Supplied information:
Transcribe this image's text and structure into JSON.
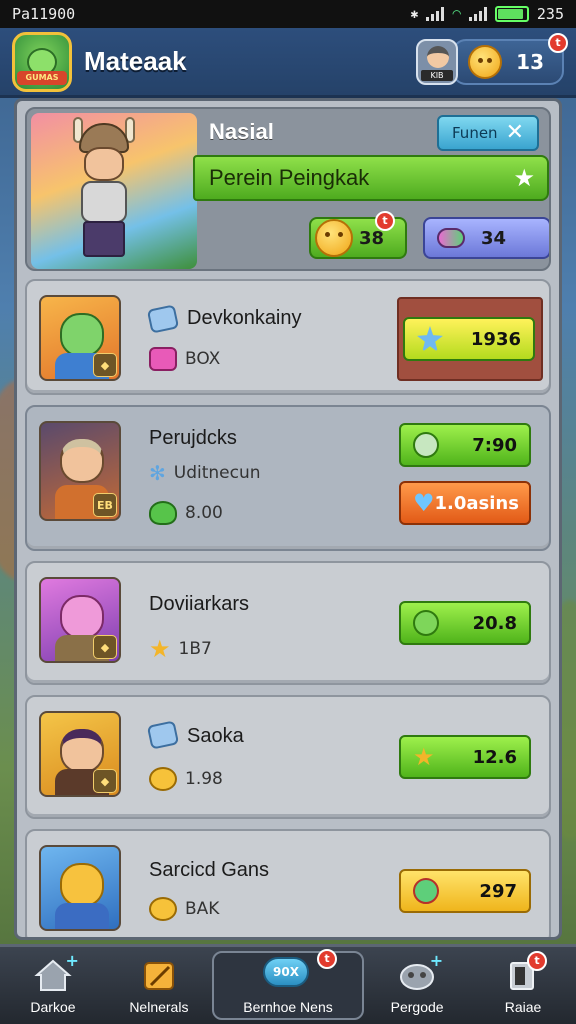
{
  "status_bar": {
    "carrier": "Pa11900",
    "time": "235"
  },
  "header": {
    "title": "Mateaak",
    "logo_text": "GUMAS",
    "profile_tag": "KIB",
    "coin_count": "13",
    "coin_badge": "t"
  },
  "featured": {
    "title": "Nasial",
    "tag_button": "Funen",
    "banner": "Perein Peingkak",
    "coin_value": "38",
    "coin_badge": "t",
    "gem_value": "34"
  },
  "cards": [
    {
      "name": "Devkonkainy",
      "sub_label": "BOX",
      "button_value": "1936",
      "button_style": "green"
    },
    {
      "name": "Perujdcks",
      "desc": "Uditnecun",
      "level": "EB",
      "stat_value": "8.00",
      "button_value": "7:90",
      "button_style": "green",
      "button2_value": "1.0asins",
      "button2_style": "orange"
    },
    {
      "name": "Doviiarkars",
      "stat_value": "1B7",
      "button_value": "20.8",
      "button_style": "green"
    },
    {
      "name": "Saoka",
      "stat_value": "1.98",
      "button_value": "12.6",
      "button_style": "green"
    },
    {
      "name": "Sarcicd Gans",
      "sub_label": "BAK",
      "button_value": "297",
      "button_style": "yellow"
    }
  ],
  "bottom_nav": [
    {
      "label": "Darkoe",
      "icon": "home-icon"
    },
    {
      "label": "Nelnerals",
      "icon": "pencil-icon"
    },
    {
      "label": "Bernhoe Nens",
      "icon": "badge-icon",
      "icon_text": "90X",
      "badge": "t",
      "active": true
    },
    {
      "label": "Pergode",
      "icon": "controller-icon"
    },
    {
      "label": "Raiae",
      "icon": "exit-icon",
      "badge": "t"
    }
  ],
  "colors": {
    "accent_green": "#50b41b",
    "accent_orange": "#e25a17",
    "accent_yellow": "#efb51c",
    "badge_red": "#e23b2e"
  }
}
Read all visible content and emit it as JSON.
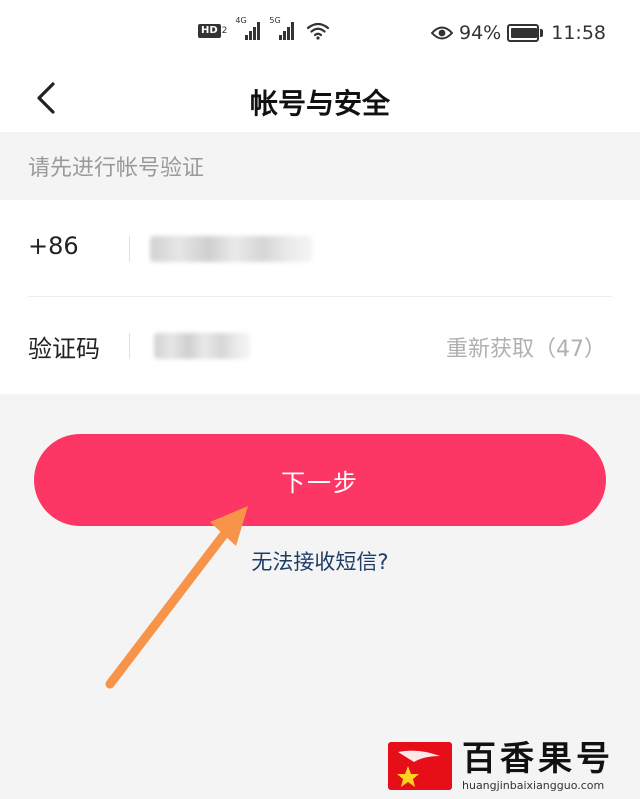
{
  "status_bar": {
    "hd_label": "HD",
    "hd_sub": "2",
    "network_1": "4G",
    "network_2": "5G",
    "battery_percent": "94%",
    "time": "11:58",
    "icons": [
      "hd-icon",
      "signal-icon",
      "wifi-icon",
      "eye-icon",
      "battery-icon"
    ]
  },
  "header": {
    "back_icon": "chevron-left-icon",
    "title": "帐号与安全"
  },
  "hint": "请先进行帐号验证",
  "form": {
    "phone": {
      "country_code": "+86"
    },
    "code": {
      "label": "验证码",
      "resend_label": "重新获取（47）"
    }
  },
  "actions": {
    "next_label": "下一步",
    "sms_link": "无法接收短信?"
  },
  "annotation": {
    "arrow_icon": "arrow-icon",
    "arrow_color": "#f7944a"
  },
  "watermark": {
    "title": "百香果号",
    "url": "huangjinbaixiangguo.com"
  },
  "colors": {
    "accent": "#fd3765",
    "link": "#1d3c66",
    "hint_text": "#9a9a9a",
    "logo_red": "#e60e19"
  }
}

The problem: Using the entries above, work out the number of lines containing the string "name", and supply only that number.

Answer box: 5